All records are to be reproduced verbatim, with images omitted.

DATA IN THIS EXERCISE START

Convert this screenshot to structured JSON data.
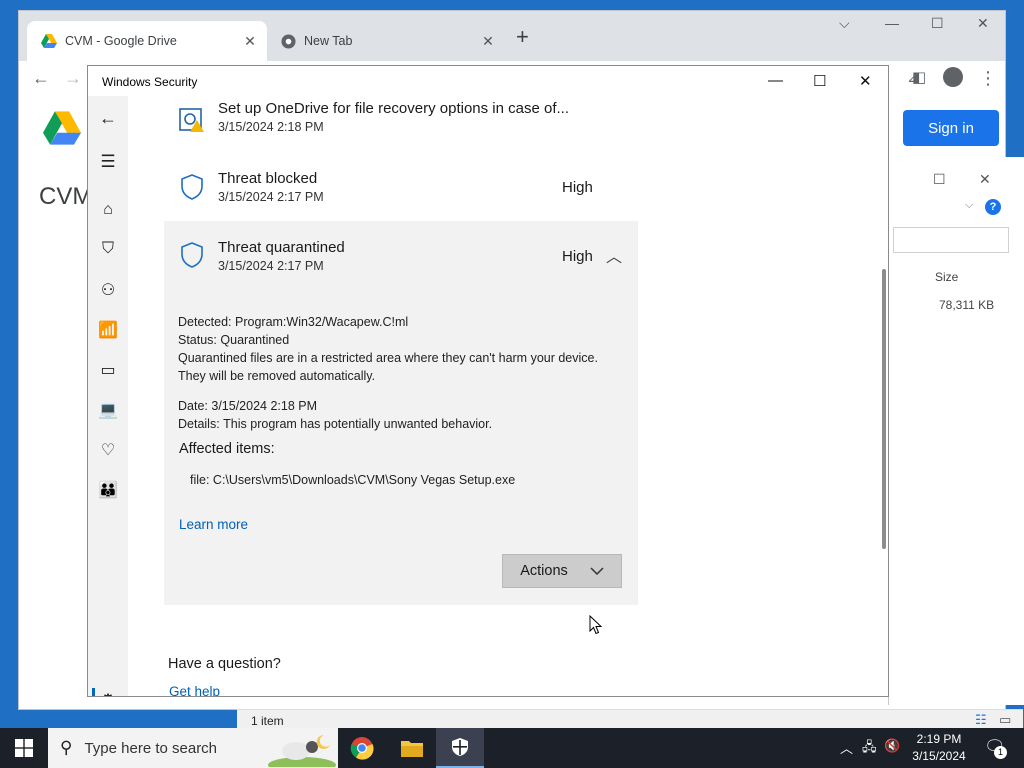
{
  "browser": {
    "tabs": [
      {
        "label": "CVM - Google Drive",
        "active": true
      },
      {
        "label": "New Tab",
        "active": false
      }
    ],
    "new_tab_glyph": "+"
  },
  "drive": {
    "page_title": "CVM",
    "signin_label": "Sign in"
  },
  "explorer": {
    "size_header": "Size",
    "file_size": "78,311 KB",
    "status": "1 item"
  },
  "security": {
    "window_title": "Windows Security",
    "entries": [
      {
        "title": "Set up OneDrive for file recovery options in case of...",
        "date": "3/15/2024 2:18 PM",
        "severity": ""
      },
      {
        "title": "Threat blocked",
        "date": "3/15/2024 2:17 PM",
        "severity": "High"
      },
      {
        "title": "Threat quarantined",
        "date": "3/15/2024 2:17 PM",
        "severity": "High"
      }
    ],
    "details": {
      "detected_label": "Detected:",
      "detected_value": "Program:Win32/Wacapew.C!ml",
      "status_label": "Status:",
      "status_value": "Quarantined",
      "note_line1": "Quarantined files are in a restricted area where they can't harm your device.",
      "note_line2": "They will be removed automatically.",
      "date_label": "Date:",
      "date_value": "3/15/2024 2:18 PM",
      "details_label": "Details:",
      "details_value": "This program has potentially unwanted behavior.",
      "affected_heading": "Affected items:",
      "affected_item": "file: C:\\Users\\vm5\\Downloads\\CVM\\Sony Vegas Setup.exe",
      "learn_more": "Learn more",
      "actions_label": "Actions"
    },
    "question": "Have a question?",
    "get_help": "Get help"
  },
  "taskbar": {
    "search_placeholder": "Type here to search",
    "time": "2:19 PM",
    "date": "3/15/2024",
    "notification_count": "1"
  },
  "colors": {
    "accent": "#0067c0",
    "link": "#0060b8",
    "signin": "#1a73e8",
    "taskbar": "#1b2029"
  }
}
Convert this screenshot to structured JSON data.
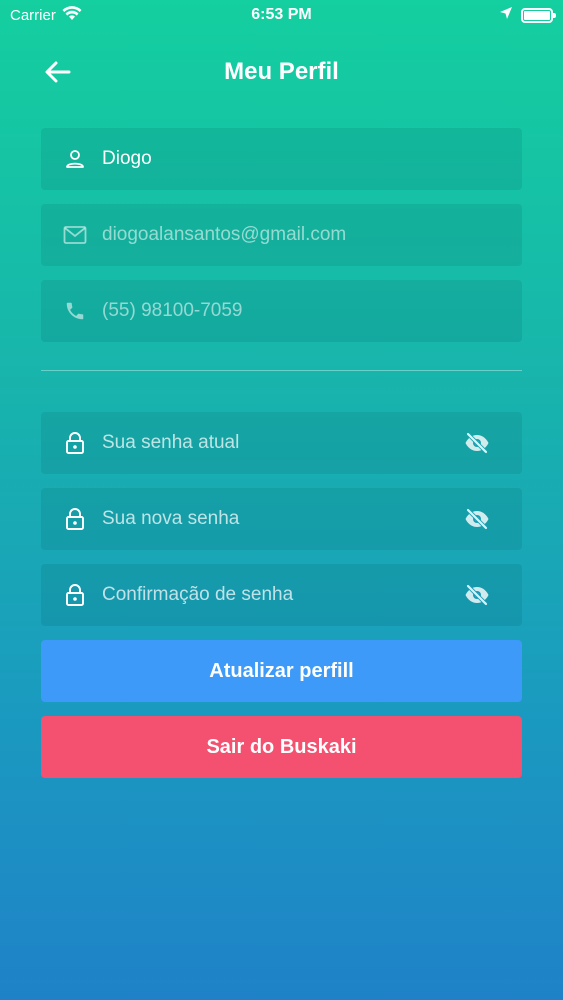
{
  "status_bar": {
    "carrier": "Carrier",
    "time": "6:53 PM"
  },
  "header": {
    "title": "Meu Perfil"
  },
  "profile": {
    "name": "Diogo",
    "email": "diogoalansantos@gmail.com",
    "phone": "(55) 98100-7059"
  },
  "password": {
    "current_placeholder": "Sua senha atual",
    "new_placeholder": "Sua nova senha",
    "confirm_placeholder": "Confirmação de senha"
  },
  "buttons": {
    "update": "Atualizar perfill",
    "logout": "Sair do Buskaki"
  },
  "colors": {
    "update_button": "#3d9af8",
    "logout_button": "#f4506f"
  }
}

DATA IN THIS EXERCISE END

__TASK RESPONSE__:
Convert this screenshot to structured JSON data.
{
  "browser": {
    "tabs": [
      {
        "label": "CVM - Google Drive",
        "active": true
      },
      {
        "label": "New Tab",
        "active": false
      }
    ],
    "new_tab_glyph": "+"
  },
  "drive": {
    "page_title": "CVM",
    "signin_label": "Sign in"
  },
  "explorer": {
    "size_header": "Size",
    "file_size": "78,311 KB",
    "status": "1 item"
  },
  "security": {
    "window_title": "Windows Security",
    "entries": [
      {
        "title": "Set up OneDrive for file recovery options in case of...",
        "date": "3/15/2024 2:18 PM",
        "severity": ""
      },
      {
        "title": "Threat blocked",
        "date": "3/15/2024 2:17 PM",
        "severity": "High"
      },
      {
        "title": "Threat quarantined",
        "date": "3/15/2024 2:17 PM",
        "severity": "High"
      }
    ],
    "details": {
      "detected_label": "Detected:",
      "detected_value": "Program:Win32/Wacapew.C!ml",
      "status_label": "Status:",
      "status_value": "Quarantined",
      "note_line1": "Quarantined files are in a restricted area where they can't harm your device.",
      "note_line2": "They will be removed automatically.",
      "date_label": "Date:",
      "date_value": "3/15/2024 2:18 PM",
      "details_label": "Details:",
      "details_value": "This program has potentially unwanted behavior.",
      "affected_heading": "Affected items:",
      "affected_item": "file: C:\\Users\\vm5\\Downloads\\CVM\\Sony Vegas Setup.exe",
      "learn_more": "Learn more",
      "actions_label": "Actions"
    },
    "question": "Have a question?",
    "get_help": "Get help"
  },
  "taskbar": {
    "search_placeholder": "Type here to search",
    "time": "2:19 PM",
    "date": "3/15/2024",
    "notification_count": "1"
  },
  "colors": {
    "accent": "#0067c0",
    "link": "#0060b8",
    "signin": "#1a73e8",
    "taskbar": "#1b2029"
  }
}
Convert this screenshot to structured JSON data.
{
  "status_bar": {
    "carrier": "Carrier",
    "time": "6:53 PM"
  },
  "header": {
    "title": "Meu Perfil"
  },
  "profile": {
    "name": "Diogo",
    "email": "diogoalansantos@gmail.com",
    "phone": "(55) 98100-7059"
  },
  "password": {
    "current_placeholder": "Sua senha atual",
    "new_placeholder": "Sua nova senha",
    "confirm_placeholder": "Confirmação de senha"
  },
  "buttons": {
    "update": "Atualizar perfill",
    "logout": "Sair do Buskaki"
  },
  "colors": {
    "update_button": "#3d9af8",
    "logout_button": "#f4506f"
  }
}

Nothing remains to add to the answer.